Basically, as is my understanding, any minor infraction in the eyes of the Lord will see you banished into Satan’s fiery pit for all eternity. (Interesting how they apply the concept of infinity to time but not space. Bloody hypocrites.) So if you were to, say, accidentally smack your thumb with a hammer and yell ‘Jesus Christ!’, you’d be forced to spend the next billion-to-the-power-of-infinity years in a dark oven with a colossal crimson demon pushing a red-hot spear up your bottom. That’s hardly fair, is it?
Fairness issues aside, the entire concept is full of holes. Infinity is bloody ages – surely after the first couple of millennia you’d grow accustomed to the pain and it wouldn’t be an issue any more? So what happens then – Satan spends his downtime while you’re asleep (well, not asleep… I dunno, nailed upside-down to Vanessa Feltz or something) devising ever-more ingenious ways of making you all hurty? What an enormous waste of his time! What a dick. What if he pushes the torture too far, like Jack Bauer, and accidentally kills you? Are you born again for some fresh pain tomorrow? If so, then pain and death really hold no fear, and if not, where the fuck do you go after that? It makes no sense. You must be able to die in hell – otherwise you’d be a zombie, which is only going to make God angrier – so there’s not a lot to worry about.

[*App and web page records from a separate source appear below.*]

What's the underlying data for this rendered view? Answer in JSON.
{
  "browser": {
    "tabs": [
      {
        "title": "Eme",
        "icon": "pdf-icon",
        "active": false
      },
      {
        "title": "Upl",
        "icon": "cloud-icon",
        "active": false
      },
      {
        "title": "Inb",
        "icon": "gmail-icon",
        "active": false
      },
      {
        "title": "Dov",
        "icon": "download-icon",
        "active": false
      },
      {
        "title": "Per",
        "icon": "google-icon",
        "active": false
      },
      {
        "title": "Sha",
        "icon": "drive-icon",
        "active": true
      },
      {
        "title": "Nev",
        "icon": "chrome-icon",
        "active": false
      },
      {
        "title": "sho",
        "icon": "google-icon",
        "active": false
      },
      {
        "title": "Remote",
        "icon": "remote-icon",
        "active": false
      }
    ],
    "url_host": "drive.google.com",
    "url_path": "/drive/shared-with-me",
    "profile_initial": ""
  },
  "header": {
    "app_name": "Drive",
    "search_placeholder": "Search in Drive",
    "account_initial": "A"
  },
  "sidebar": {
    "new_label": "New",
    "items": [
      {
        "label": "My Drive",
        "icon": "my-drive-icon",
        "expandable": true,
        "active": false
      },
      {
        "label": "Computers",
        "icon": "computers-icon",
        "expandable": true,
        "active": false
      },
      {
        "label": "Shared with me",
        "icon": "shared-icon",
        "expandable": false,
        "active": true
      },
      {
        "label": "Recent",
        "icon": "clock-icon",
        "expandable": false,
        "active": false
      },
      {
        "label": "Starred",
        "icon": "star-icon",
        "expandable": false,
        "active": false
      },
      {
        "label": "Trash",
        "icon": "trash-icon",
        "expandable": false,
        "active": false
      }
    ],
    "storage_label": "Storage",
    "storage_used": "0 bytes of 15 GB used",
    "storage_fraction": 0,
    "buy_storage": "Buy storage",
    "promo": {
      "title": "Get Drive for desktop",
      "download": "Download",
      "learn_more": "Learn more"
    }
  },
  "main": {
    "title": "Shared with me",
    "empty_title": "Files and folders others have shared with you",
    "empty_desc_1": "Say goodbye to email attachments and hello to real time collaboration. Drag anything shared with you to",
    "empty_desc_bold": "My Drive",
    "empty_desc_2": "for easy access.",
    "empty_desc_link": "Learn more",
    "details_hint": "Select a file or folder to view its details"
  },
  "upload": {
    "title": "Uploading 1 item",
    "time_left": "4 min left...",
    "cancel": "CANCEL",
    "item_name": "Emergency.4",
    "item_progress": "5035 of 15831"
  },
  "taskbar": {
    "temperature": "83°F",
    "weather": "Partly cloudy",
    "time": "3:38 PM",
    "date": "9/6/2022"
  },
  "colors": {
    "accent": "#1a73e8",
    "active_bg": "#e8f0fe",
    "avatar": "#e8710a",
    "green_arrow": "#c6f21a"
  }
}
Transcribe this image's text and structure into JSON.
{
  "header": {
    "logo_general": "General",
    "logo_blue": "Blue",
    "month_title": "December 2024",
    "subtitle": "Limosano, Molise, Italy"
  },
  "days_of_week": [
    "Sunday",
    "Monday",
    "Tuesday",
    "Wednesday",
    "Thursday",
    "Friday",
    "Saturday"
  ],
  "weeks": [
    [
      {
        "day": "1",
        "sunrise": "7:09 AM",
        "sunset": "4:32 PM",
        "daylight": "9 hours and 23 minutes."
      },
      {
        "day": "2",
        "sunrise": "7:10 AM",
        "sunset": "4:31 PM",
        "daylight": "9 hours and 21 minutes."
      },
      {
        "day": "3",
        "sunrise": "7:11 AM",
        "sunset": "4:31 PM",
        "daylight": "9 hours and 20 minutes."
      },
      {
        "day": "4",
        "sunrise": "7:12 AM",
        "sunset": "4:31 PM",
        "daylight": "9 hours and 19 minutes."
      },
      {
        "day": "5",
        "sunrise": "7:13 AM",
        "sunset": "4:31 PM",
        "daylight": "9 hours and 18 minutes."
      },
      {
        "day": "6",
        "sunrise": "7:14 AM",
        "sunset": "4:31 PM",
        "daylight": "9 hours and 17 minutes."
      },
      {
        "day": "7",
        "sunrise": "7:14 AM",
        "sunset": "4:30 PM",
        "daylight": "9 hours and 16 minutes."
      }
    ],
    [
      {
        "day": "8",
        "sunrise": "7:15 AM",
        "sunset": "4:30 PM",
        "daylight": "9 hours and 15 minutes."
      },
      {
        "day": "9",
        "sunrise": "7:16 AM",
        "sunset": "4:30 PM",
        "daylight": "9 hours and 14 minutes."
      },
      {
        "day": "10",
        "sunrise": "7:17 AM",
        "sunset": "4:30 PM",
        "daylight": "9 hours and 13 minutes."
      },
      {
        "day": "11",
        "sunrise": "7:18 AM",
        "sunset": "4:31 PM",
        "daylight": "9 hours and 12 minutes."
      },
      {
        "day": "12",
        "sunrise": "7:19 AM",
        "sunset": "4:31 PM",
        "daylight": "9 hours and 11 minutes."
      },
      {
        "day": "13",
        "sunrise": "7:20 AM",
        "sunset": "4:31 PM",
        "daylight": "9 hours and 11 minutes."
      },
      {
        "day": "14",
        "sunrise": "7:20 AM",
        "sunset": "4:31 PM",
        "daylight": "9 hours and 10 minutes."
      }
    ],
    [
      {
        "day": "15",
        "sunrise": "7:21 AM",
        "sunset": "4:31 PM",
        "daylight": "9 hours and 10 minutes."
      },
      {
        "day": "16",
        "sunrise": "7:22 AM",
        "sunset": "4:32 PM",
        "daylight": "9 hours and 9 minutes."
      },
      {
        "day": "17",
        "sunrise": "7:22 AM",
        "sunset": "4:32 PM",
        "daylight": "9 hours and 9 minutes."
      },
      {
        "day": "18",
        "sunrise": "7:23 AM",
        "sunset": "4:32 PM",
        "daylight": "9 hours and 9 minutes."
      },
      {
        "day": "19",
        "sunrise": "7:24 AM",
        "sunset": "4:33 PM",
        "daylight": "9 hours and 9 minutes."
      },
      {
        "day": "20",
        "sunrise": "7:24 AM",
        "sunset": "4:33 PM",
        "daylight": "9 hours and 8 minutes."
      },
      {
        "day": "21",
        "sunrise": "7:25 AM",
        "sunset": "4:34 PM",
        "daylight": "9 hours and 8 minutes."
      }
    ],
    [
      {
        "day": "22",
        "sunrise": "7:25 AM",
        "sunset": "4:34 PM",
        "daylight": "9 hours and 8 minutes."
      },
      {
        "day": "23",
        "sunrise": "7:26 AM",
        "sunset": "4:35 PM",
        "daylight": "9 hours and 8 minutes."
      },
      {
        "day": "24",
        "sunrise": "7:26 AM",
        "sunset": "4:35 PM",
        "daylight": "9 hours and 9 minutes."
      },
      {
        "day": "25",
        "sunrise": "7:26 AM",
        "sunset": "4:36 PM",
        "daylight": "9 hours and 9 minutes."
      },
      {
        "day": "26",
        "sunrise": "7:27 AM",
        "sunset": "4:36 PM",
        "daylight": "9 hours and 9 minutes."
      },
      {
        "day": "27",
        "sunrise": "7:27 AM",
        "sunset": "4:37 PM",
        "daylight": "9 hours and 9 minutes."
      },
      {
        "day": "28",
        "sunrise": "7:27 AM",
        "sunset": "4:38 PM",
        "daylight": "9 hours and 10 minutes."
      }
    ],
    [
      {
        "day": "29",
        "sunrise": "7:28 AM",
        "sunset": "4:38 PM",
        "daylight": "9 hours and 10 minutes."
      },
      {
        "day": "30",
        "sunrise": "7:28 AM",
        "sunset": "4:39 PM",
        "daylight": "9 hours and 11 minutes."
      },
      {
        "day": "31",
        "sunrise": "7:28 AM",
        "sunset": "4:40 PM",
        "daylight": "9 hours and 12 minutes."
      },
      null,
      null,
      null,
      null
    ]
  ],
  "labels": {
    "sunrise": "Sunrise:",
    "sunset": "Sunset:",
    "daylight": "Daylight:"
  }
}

Hell is basically like getting into a hot bath, then: it stings for a bit but then it’s kind of mundane.
Realistically, hell would be a much more attractive proposition than heaven anyway. The heaven that we see in the works of Botticelli, Caravaggio and the Philadelphia adverts looks really dull. It’d be pretty unrewarding to sit on a cloud doing nothing for the next forty-five minutes, let alone for the rest of time and beyond. Besides, all the people that go to heaven are the sort of goody-goody religious zealots you spend your entire earthly existence trying to avoid. All the interesting people are in hell – Jimi Hendrix, JFK, James Dean, Janis Joplin, and that’s just a handful of the ‘J’s – while all you’d get in heaven is a squillion years of piety with Ned Flanders.
Here’s a controversial concept for you: when you die, you just die. You’re not reunited with your old pets, you don’t get to watch Big Brother-style highlights of your life on a huge screen, you don’t get to meet your heroes or smite your enemies or float about on a cloud throwing thunderbolts at heathens. You just rot in the ground.
Now stop worrying and enjoy yourself, for Christ’s sake.